You probably don’t think of Tennessee as a destination for IPAs—Maine and Vermont, sure, California and Oregon, definitely, but Tennessee? Whiskey, moonshine, sweet tea…all sure bets in the Volunteer State. But a hop monster not so much. But Bearded Iris, a small brewpub out of Nashville, is single-handedly changing that thought process. They’ve quickly established a reputation for making top-notch hazy IPAs, and their flagship, Homestyle, has made it on all kinds of best of 2018 lists. It’s brewed with oats and Mosaic hops and is creamy and elegant and delicious as hell. Bearded Iris is no one-trick-pony, though. The young brewery proved they can succeed in more subtle styles when they collaborated with Threes Brewing this year to make a pilsner, Dreams of Yesterday, that made it into the top 25 of our pilsner blind tasting. And they’re not scared to get weird with it either, as evidenced by their double dry-hopped Festbier. ‘Cause why not. Chalk Bearded Iris up to another brewery with a bright future as they’re only a couple years old. I haven’t been there yet, but word on the street is their taproom is pretty dope too.

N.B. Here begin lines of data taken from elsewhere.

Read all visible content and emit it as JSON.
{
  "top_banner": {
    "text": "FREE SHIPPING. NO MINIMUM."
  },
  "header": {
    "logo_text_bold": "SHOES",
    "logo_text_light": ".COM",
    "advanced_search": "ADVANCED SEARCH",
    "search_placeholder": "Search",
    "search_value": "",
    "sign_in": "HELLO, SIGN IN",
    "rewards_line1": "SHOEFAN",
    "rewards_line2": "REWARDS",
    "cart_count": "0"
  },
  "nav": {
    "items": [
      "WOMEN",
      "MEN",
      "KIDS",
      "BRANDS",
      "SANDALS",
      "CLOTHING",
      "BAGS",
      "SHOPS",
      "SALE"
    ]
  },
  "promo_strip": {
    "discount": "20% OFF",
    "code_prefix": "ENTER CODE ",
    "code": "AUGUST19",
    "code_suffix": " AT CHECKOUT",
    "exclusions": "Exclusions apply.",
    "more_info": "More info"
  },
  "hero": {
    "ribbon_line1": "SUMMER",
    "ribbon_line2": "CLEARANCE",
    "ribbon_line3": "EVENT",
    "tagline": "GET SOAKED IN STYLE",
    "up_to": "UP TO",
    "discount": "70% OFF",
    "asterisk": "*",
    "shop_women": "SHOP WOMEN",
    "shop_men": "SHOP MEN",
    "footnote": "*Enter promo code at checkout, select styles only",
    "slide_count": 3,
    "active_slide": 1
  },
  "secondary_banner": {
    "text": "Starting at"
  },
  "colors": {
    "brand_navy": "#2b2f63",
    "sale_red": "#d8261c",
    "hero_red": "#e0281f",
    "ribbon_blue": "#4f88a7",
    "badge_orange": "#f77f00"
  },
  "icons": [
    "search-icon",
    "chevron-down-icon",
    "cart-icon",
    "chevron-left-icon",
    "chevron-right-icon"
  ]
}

Honorable Mention: Sierra Nevada Brewing
Yes, Sierra Nevada made some great beer in 2018. And they could earn a spot on lists like this based on their flagship Pale Ale as far as I’m concerned. But I’m giving them an honorable mention this year because they brewed a beer for good (not evil) and proved the craft beer world has a really big heart. Northern California’s Camp Fire was the most devastating fire in California history, and Sierra Nevada stepped up big time during the tragedy. In addition to feeding first responders and helping displaced residents, Sierra Nevada hatched a scheme to brew a special beer, Resilience IPA, and donate all the proceeds to the Camp Fire Relief Fund. Then they worked with malt, hop and yeast suppliers to donate the raw ingredients necessary for other breweries to brew that beer, and asked other brewers to whip up batches of Resilience IPA and donate 100% of their sales to the fund. More than a thousand breweries answered the call creating one of the best feel good stories of 2018. Sierra Nevada has proven they have a knack for large scale collaborations with their Beer Camp project, but Resilience IPA might be the largest beer collaboration in American craft beer history. More important, Resilience IPA could set the standard for social projects moving forward.